• _GOAL OF THE EXERCISE_
Quote the whole listing word for word. Do not include the pictures.

* * *

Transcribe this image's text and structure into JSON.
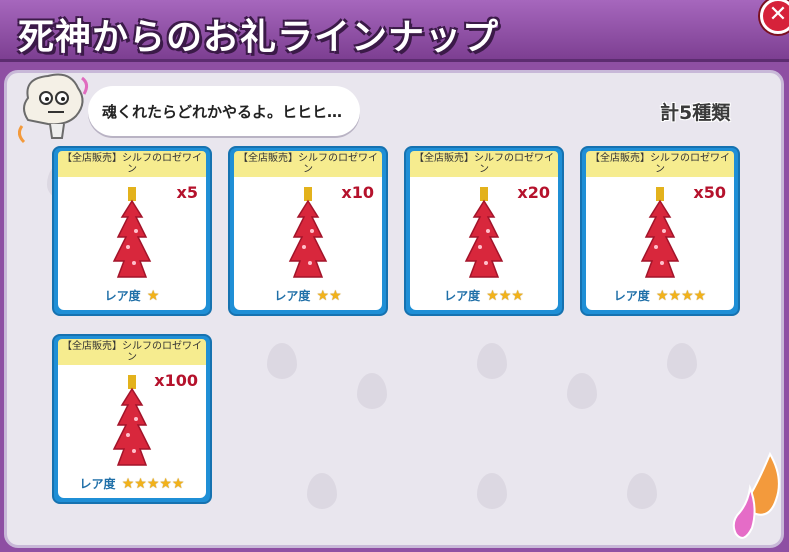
{
  "header": {
    "title": "死神からのお礼ラインナップ",
    "close_icon": "close-icon",
    "close_symbol": "✕"
  },
  "speech": {
    "text": "魂くれたらどれかやるよ。ヒヒヒ…"
  },
  "count_label": "計5種類",
  "items": [
    {
      "name": "【全店販売】シルフのロゼワイン",
      "quantity": "x5",
      "rarity_label": "レア度",
      "stars": 1,
      "stars_text": "★"
    },
    {
      "name": "【全店販売】シルフのロゼワイン",
      "quantity": "x10",
      "rarity_label": "レア度",
      "stars": 2,
      "stars_text": "★★"
    },
    {
      "name": "【全店販売】シルフのロゼワイン",
      "quantity": "x20",
      "rarity_label": "レア度",
      "stars": 3,
      "stars_text": "★★★"
    },
    {
      "name": "【全店販売】シルフのロゼワイン",
      "quantity": "x50",
      "rarity_label": "レア度",
      "stars": 4,
      "stars_text": "★★★★"
    },
    {
      "name": "【全店販売】シルフのロゼワイン",
      "quantity": "x100",
      "rarity_label": "レア度",
      "stars": 5,
      "stars_text": "★★★★★"
    }
  ],
  "colors": {
    "header": "#8e4fa3",
    "card_border": "#1f8fd6",
    "name_band": "#f6ec8f",
    "quantity": "#b5122c",
    "star": "#f2b21a"
  }
}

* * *

• _EXPECTED ANSWER_
Transcribe this image's text and structure into JSON.
{
  "header": {
    "title": "死神からのお礼ラインナップ",
    "close_icon": "close-icon",
    "close_symbol": "✕"
  },
  "speech": {
    "text": "魂くれたらどれかやるよ。ヒヒヒ…"
  },
  "count_label": "計5種類",
  "items": [
    {
      "name": "【全店販売】シルフのロゼワイン",
      "quantity": "x5",
      "rarity_label": "レア度",
      "stars": 1,
      "stars_text": "★"
    },
    {
      "name": "【全店販売】シルフのロゼワイン",
      "quantity": "x10",
      "rarity_label": "レア度",
      "stars": 2,
      "stars_text": "★★"
    },
    {
      "name": "【全店販売】シルフのロゼワイン",
      "quantity": "x20",
      "rarity_label": "レア度",
      "stars": 3,
      "stars_text": "★★★"
    },
    {
      "name": "【全店販売】シルフのロゼワイン",
      "quantity": "x50",
      "rarity_label": "レア度",
      "stars": 4,
      "stars_text": "★★★★"
    },
    {
      "name": "【全店販売】シルフのロゼワイン",
      "quantity": "x100",
      "rarity_label": "レア度",
      "stars": 5,
      "stars_text": "★★★★★"
    }
  ],
  "colors": {
    "header": "#8e4fa3",
    "card_border": "#1f8fd6",
    "name_band": "#f6ec8f",
    "quantity": "#b5122c",
    "star": "#f2b21a"
  }
}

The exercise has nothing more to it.